---------- GIVEN RECORDS ----------
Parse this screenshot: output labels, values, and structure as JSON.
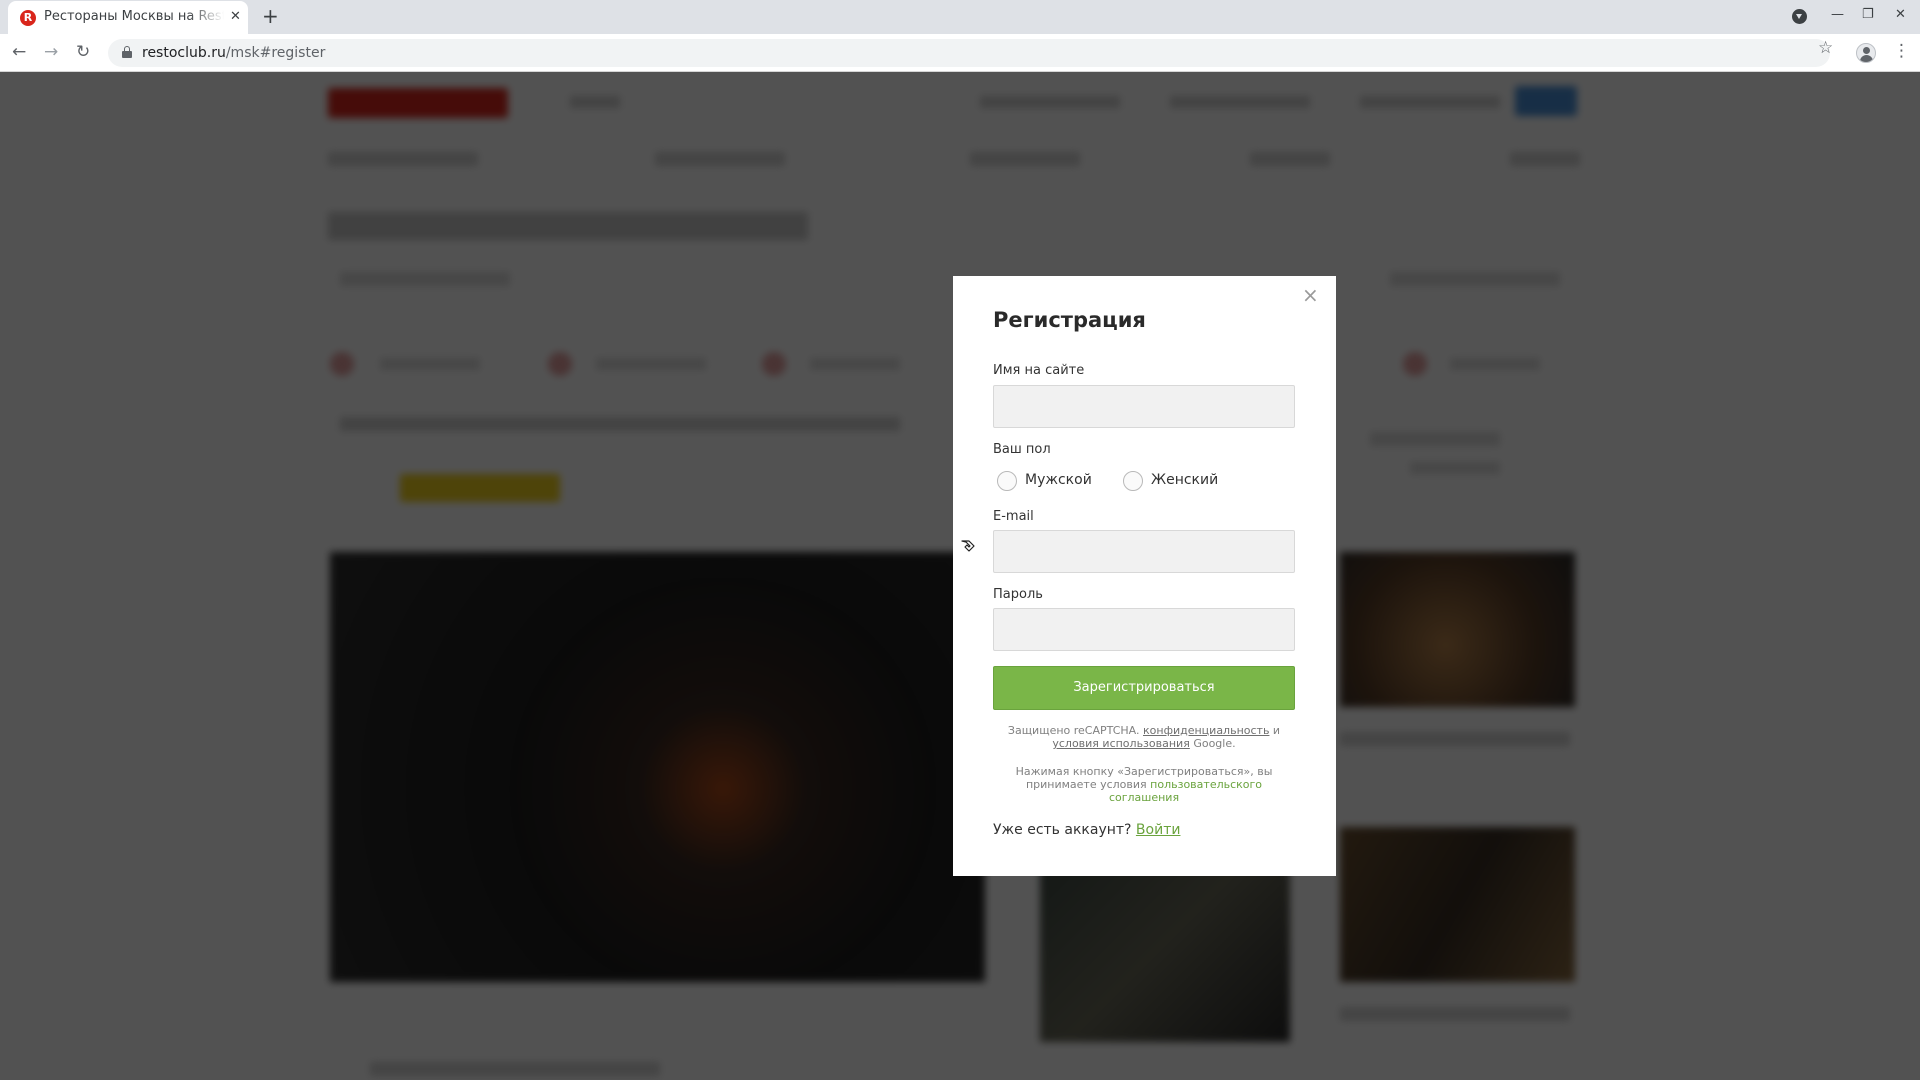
{
  "browser": {
    "tab_title": "Рестораны Москвы на Restoclub",
    "tab_favicon_letter": "R",
    "new_tab_label": "+",
    "url_host": "restoclub.ru",
    "url_path": "/msk#register"
  },
  "modal": {
    "title": "Регистрация",
    "close_label": "×",
    "name_label": "Имя на сайте",
    "name_value": "",
    "gender_label": "Ваш пол",
    "gender_options": [
      "Мужской",
      "Женский"
    ],
    "email_label": "E-mail",
    "email_value": "",
    "password_label": "Пароль",
    "password_value": "",
    "submit_label": "Зарегистрироваться",
    "recaptcha": {
      "prefix": "Защищено reCAPTCHA. ",
      "privacy_link": "конфиденциальность",
      "and": " и ",
      "terms_link": "условия использования",
      "suffix": " Google."
    },
    "agreement": {
      "text": "Нажимая кнопку «Зарегистрироваться», вы принимаете условия ",
      "link": "пользовательского соглашения"
    },
    "login_prompt": "Уже есть аккаунт? ",
    "login_link": "Войти"
  },
  "colors": {
    "accent_green": "#7ab648",
    "brand_red": "#d9261c"
  }
}
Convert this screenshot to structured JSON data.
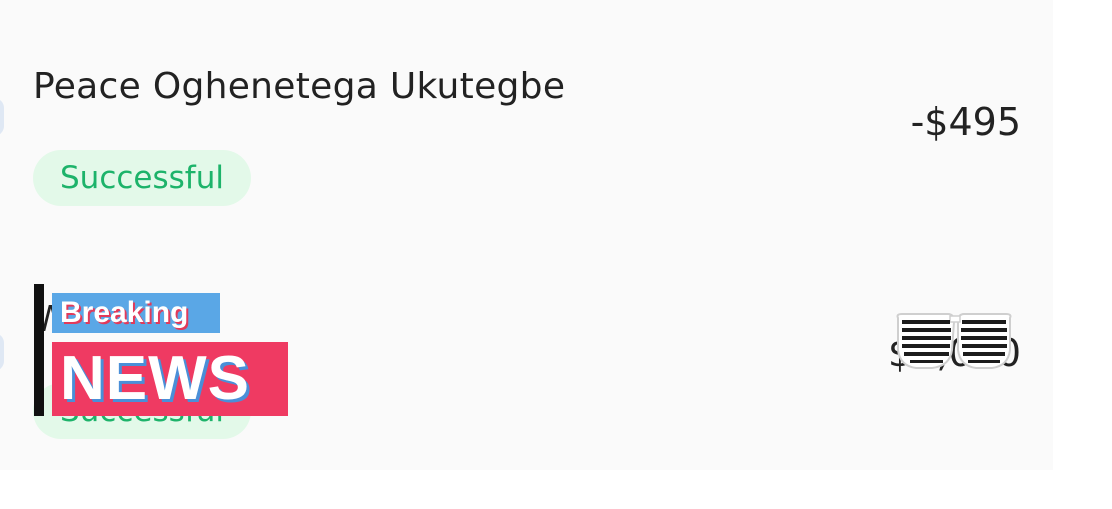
{
  "transactions": [
    {
      "name": "Peace Oghenetega Ukutegbe",
      "amount": "-$495",
      "status": "Successful"
    },
    {
      "name": "Wnc",
      "amount": "$5,000",
      "status": "Successful"
    }
  ],
  "stickers": {
    "breaking": "Breaking",
    "news": "NEWS",
    "glasses_icon": "shutter-shades-icon"
  },
  "colors": {
    "badge_bg": "#e3f9e9",
    "badge_text": "#1db36a",
    "news_red": "#ef3a62",
    "breaking_blue": "#5aa7e6"
  }
}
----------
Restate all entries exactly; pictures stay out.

Parse this screenshot: output labels, values, and structure as JSON.
{
  "browser": {
    "tab_title": "Рестораны Москвы на Restoclub",
    "tab_favicon_letter": "R",
    "new_tab_label": "+",
    "url_host": "restoclub.ru",
    "url_path": "/msk#register"
  },
  "modal": {
    "title": "Регистрация",
    "close_label": "×",
    "name_label": "Имя на сайте",
    "name_value": "",
    "gender_label": "Ваш пол",
    "gender_options": [
      "Мужской",
      "Женский"
    ],
    "email_label": "E-mail",
    "email_value": "",
    "password_label": "Пароль",
    "password_value": "",
    "submit_label": "Зарегистрироваться",
    "recaptcha": {
      "prefix": "Защищено reCAPTCHA. ",
      "privacy_link": "конфиденциальность",
      "and": " и ",
      "terms_link": "условия использования",
      "suffix": " Google."
    },
    "agreement": {
      "text": "Нажимая кнопку «Зарегистрироваться», вы принимаете условия ",
      "link": "пользовательского соглашения"
    },
    "login_prompt": "Уже есть аккаунт? ",
    "login_link": "Войти"
  },
  "colors": {
    "accent_green": "#7ab648",
    "brand_red": "#d9261c"
  }
}
Convert this screenshot to structured JSON data.
{
  "transactions": [
    {
      "name": "Peace Oghenetega Ukutegbe",
      "amount": "-$495",
      "status": "Successful"
    },
    {
      "name": "Wnc",
      "amount": "$5,000",
      "status": "Successful"
    }
  ],
  "stickers": {
    "breaking": "Breaking",
    "news": "NEWS",
    "glasses_icon": "shutter-shades-icon"
  },
  "colors": {
    "badge_bg": "#e3f9e9",
    "badge_text": "#1db36a",
    "news_red": "#ef3a62",
    "breaking_blue": "#5aa7e6"
  }
}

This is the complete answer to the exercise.